The Organization of Consumers and Users (OCU) has denounced the lack of “basic” information reflected in the new regulated invoices or with the PVPC electricity tariff. Thus, the consumer association has criticized in a statement that the new invoice model
does not include any breakdown of the cost of energy production. Given the numerous complaints received from its partners, the OCU demands that the invoice model be rectified to include this essential data for consumers.
Consumers who have the PVPC rate must receive from their reference marketers an invoice that follows a model structure established by the Ministry of Ecological Transition and that is mandatory for all electricity companies. However, in the last change that was made to
launch the new electricity tariff and that was published in the BOE on April 30, 2021, “A major deficiency has crept in”, according to the statement of the consumer association.
The fault is that this new invoice prevents knowing the price of the kWh consumed in each of the three time slots (tip, plain and valley), since any type of breakdown is omitted. In the receipts, in the section “Term of energy consumed” only the total cost paid for the concept “Cost of Energy” is shown.
It must be remembered that the previous invoice model provided for each time period both
the amount of the kWh for tolls and charges such as the amount of energy. By adding these two concepts, it was possible to calculate the price of the kWh in each band.

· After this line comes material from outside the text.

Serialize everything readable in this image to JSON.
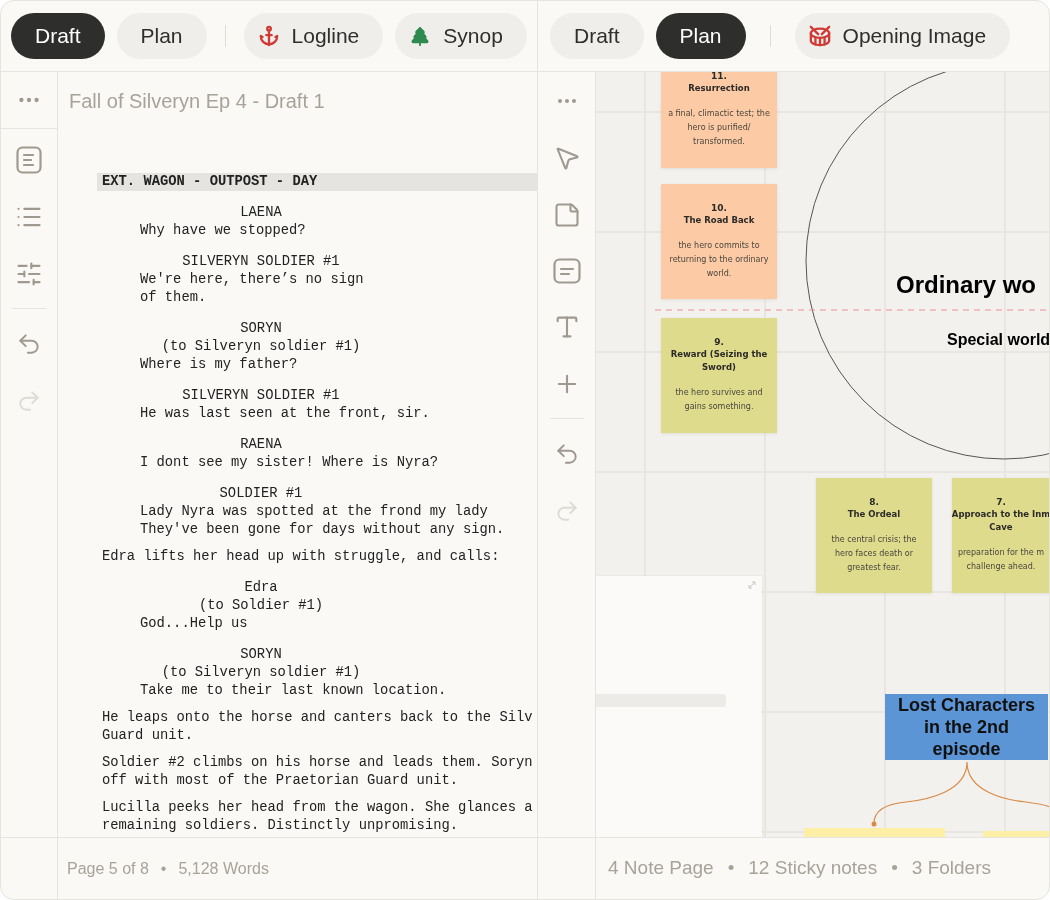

Now, to obtain the price in each hourly section, the amount of the tolls set by Competition must be added plus the charges set by the Ministry plus the cost of energy or the price paid to energy producers.
The stumbling block is that with the current invoice model it is impossible to perform this calculation and, At most, it will only be possible to obtain the average price of each kWh, but without differentiating time bands. To achieve this result, the total amount charged in the “Cost of Energy” concept must be divided by the total number of kWh consumed and with that the global average price of the energy term will be obtained.
The OCU criticizes that the omission of data makes it very difficult to compare the PVPC rate with other rates in the free market, since most of them are advertised with prices per kWh broken down by tranches. “In the same way, it is not possible to check whether efforts to optimize the hours in which consumption translate into a lower unit cost,” they indicate from the association.